Exhibit Hall | Forum 7
Purpose: Dose verification based on proton-induced positron emitters is a promising quality assurance tool. To move a step closer towards practical application, the sensitivity analysis of two factors was investigated: biological washout and depth selection.
Methods: The training dataset was generated based upon a CT image-based phantom and multiple beam energies/pathways, using Monte-Carlo simulation. For the study of biological washout, an analytical model was applied to modify the change of activity profiles over 5 minutes, including both physical decay and biological washout. For the study of depth selection (a challenge linked to multiple-field irradiation), truncations were applied at different lengths (100, 125, 150 mm) to the raw activity profiles. The performances of a worst-case scenario were examined, combining both factors (depth selection: 125 mm, biological washout: 5 mins). The accuracy was evaluated in terms of ∆_range, mean absolute error (MAE) and mean relative errors (MRE over peak region, MRE95).
Results: The machine learning model is found to be more sensitive to depth selection, relative to biological washout. For the worst-case (only activity as input), the mean ∆_range and MRE95 (activity only) are 6.26 mm and 10.1%, respectively. Including anatomical and stopping power prior as auxiliary inputs (activity+HU+SP), is able to significantly improve accuracy/robustness (∆_range : 0.38 mm, MRE95: 3.11%).

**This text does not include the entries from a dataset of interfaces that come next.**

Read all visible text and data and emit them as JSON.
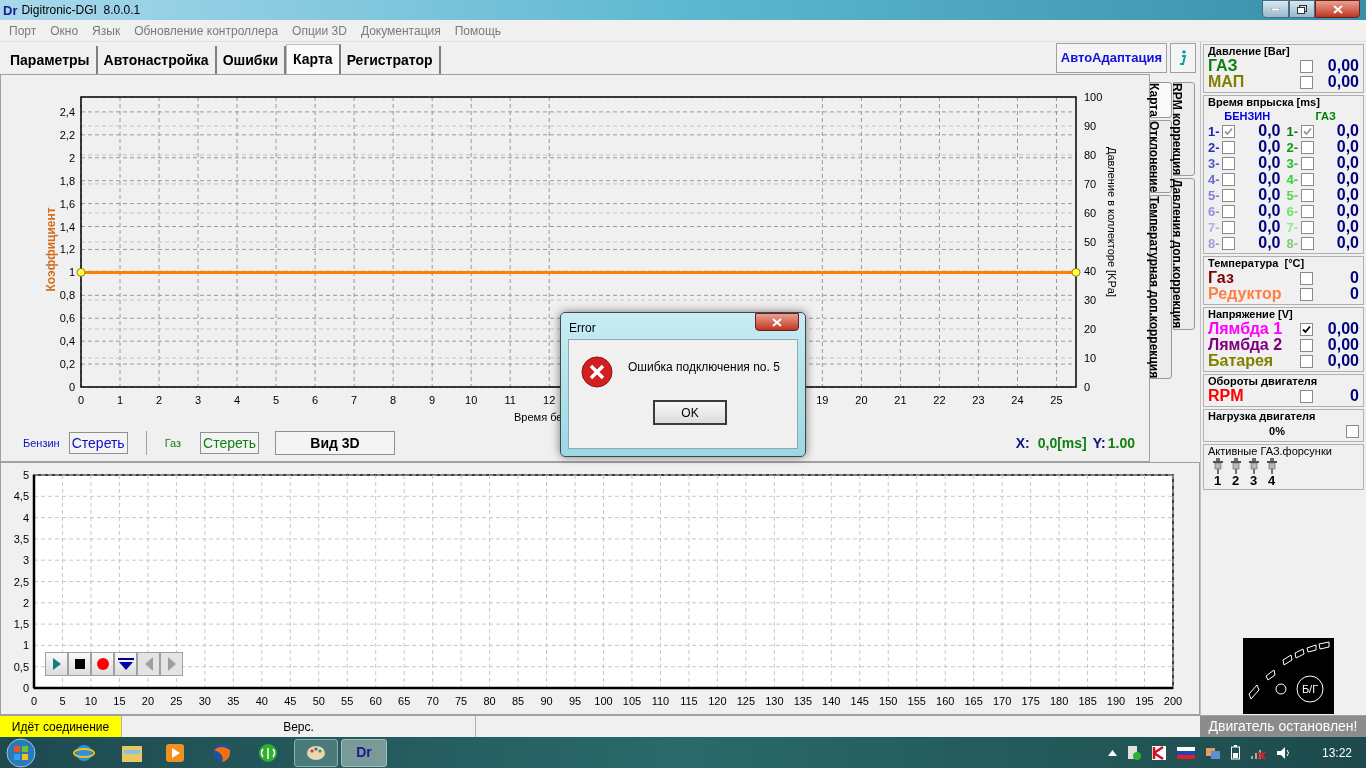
{
  "window": {
    "logo": "Dr",
    "title": "Digitronic-DGI  8.0.0.1"
  },
  "menu": [
    "Порт",
    "Окно",
    "Язык",
    "Обновление контроллера",
    "Опции 3D",
    "Документация",
    "Помощь"
  ],
  "tabs": [
    {
      "label": "Параметры",
      "selected": false
    },
    {
      "label": "Автонастройка",
      "selected": false
    },
    {
      "label": "Ошибки",
      "selected": false
    },
    {
      "label": "Карта",
      "selected": true
    },
    {
      "label": "Регистратор",
      "selected": false
    }
  ],
  "autoadapt_button": "АвтоАдаптация",
  "map": {
    "chart_data": {
      "type": "line",
      "xlabel": "Время бе",
      "ylabel": "Коэффициент",
      "x": [
        0,
        25.5
      ],
      "grid": true,
      "series": [
        {
          "color": "#ff8000",
          "marker": "circle",
          "values": [
            1,
            1
          ]
        }
      ],
      "xlim": [
        0,
        25.5
      ],
      "ylim": [
        0,
        2.53
      ],
      "xticks": [
        0,
        1,
        2,
        3,
        4,
        5,
        6,
        7,
        8,
        9,
        10,
        11,
        12,
        19,
        20,
        21,
        22,
        23,
        24,
        25
      ],
      "yticks": [
        {
          "value": 0,
          "label": "0"
        },
        {
          "value": 0.2,
          "label": "0,2"
        },
        {
          "value": 0.4,
          "label": "0,4"
        },
        {
          "value": 0.6,
          "label": "0,6"
        },
        {
          "value": 0.8,
          "label": "0,8"
        },
        {
          "value": 1,
          "label": "1"
        },
        {
          "value": 1.2,
          "label": "1,2"
        },
        {
          "value": 1.4,
          "label": "1,4"
        },
        {
          "value": 1.6,
          "label": "1,6"
        },
        {
          "value": 1.8,
          "label": "1,8"
        },
        {
          "value": 2,
          "label": "2"
        },
        {
          "value": 2.2,
          "label": "2,2"
        },
        {
          "value": 2.4,
          "label": "2,4"
        }
      ]
    },
    "right_axis": {
      "label": "Давление в коллекторе [KPa]",
      "ticks": [
        "100",
        "90",
        "80",
        "70",
        "60",
        "50",
        "40",
        "30",
        "20",
        "10",
        "0"
      ]
    }
  },
  "side_tabs": {
    "front": [
      {
        "label": "Карта",
        "selected": true
      },
      {
        "label": "Отклонение",
        "selected": false
      },
      {
        "label": "Температурная доп.коррекция",
        "selected": false
      }
    ],
    "back": [
      {
        "label": "RPM коррекция",
        "selected": false
      },
      {
        "label": "Давления доп.коррекция",
        "selected": false
      }
    ]
  },
  "map_controls": {
    "petrol_label": "Бензин",
    "petrol_clear": "Стереть",
    "gas_label": "Газ",
    "gas_clear": "Стереть",
    "view3d": "Вид 3D",
    "x_label": "X:",
    "x_value": "0,0[ms]",
    "y_label": "Y:",
    "y_value": "1.00"
  },
  "recorder": {
    "chart_data": {
      "type": "line",
      "grid": true,
      "xlim": [
        0,
        200
      ],
      "ylim": [
        0,
        5
      ],
      "xticks": [
        0,
        5,
        10,
        15,
        20,
        25,
        30,
        35,
        40,
        45,
        50,
        55,
        60,
        65,
        70,
        75,
        80,
        85,
        90,
        95,
        100,
        105,
        110,
        115,
        120,
        125,
        130,
        135,
        140,
        145,
        150,
        155,
        160,
        165,
        170,
        175,
        180,
        185,
        190,
        195,
        200
      ],
      "yticks": [
        {
          "value": 0,
          "label": "0"
        },
        {
          "value": 0.5,
          "label": "0,5"
        },
        {
          "value": 1,
          "label": "1"
        },
        {
          "value": 1.5,
          "label": "1,5"
        },
        {
          "value": 2,
          "label": "2"
        },
        {
          "value": 2.5,
          "label": "2,5"
        },
        {
          "value": 3,
          "label": "3"
        },
        {
          "value": 3.5,
          "label": "3,5"
        },
        {
          "value": 4,
          "label": "4"
        },
        {
          "value": 4.5,
          "label": "4,5"
        },
        {
          "value": 5,
          "label": "5"
        }
      ]
    },
    "toolbar": [
      {
        "kind": "play",
        "disabled": false
      },
      {
        "kind": "stop",
        "disabled": false
      },
      {
        "kind": "record",
        "disabled": false
      },
      {
        "kind": "down",
        "disabled": false
      },
      {
        "kind": "back",
        "disabled": true
      },
      {
        "kind": "forward",
        "disabled": true
      }
    ]
  },
  "panels": [
    {
      "kind": "rows",
      "title": "Давление [Bar]",
      "rows": [
        {
          "label": "ГАЗ",
          "color": "#108010",
          "checked": false,
          "value": "0,00"
        },
        {
          "label": "МАП",
          "color": "#808000",
          "checked": false,
          "value": "0,00"
        }
      ]
    },
    {
      "kind": "injection",
      "title": "Время впрыска [ms]",
      "columns": [
        {
          "heading": "БЕНЗИН",
          "color": "#0000e0",
          "rows": [
            {
              "label": "1-",
              "color": "#2020c0",
              "checked": true,
              "value": "0,0"
            },
            {
              "label": "2-",
              "color": "#3030c0",
              "checked": false,
              "value": "0,0"
            },
            {
              "label": "3-",
              "color": "#5050c8",
              "checked": false,
              "value": "0,0"
            },
            {
              "label": "4-",
              "color": "#6a6ad0",
              "checked": false,
              "value": "0,0"
            },
            {
              "label": "5-",
              "color": "#8080d8",
              "checked": false,
              "value": "0,0"
            },
            {
              "label": "6-",
              "color": "#9090e0",
              "checked": false,
              "value": "0,0"
            },
            {
              "label": "7-",
              "color": "#b0b0e8",
              "checked": false,
              "value": "0,0"
            },
            {
              "label": "8-",
              "color": "#9c9ce0",
              "checked": false,
              "value": "0,0"
            }
          ]
        },
        {
          "heading": "ГАЗ",
          "color": "#008000",
          "rows": [
            {
              "label": "1-",
              "color": "#008000",
              "checked": true,
              "value": "0,0"
            },
            {
              "label": "2-",
              "color": "#00a000",
              "checked": false,
              "value": "0,0"
            },
            {
              "label": "3-",
              "color": "#20c020",
              "checked": false,
              "value": "0,0"
            },
            {
              "label": "4-",
              "color": "#30d030",
              "checked": false,
              "value": "0,0"
            },
            {
              "label": "5-",
              "color": "#50d850",
              "checked": false,
              "value": "0,0"
            },
            {
              "label": "6-",
              "color": "#70e070",
              "checked": false,
              "value": "0,0"
            },
            {
              "label": "7-",
              "color": "#90e890",
              "checked": false,
              "value": "0,0"
            },
            {
              "label": "8-",
              "color": "#78cc78",
              "checked": false,
              "value": "0,0"
            }
          ]
        }
      ]
    },
    {
      "kind": "rows",
      "title": "Температура  [°C]",
      "rows": [
        {
          "label": "Газ",
          "color": "#800000",
          "checked": false,
          "value": "0"
        },
        {
          "label": "Редуктор",
          "color": "#ff8040",
          "checked": false,
          "value": "0"
        }
      ]
    },
    {
      "kind": "rows",
      "title": "Напряжение [V]",
      "rows": [
        {
          "label": "Лямбда 1",
          "color": "#ff00ff",
          "checked": true,
          "value": "0,00"
        },
        {
          "label": "Лямбда 2",
          "color": "#800080",
          "checked": false,
          "value": "0,00"
        },
        {
          "label": "Батарея",
          "color": "#808000",
          "checked": false,
          "value": "0,00"
        }
      ]
    },
    {
      "kind": "rows",
      "title": "Обороты двигателя",
      "rows": [
        {
          "label": "RPM",
          "color": "#ff0000",
          "checked": false,
          "value": "0"
        }
      ]
    },
    {
      "kind": "load",
      "title": "Нагрузка двигателя",
      "value": "0%",
      "checked": false
    },
    {
      "kind": "injectors",
      "title": "Активные ГАЗ.форсунки",
      "injectors": [
        "1",
        "2",
        "3",
        "4"
      ]
    }
  ],
  "indicator": {
    "label": "Б/Г"
  },
  "dialog": {
    "title": "Error",
    "message": "Ошибка подключения no. 5",
    "button": "OK"
  },
  "status_bar": {
    "connection": "Идёт соединение",
    "version": "Верс.",
    "engine": "Двигатель остановлен!"
  },
  "taskbar": {
    "app_logo": "Dr",
    "time": "13:22"
  }
}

Conclusion: The framework shows good immunity to the perturbation associated with the two factors, maintaining good accuracy even in the worst-case. The detection of proton-induced positron emitters, combined with machine learning, has potential to realize online patient-specific verification in proton therapy.
TH- Radiation Dose Measurement Devices: Development (new technology and techniques)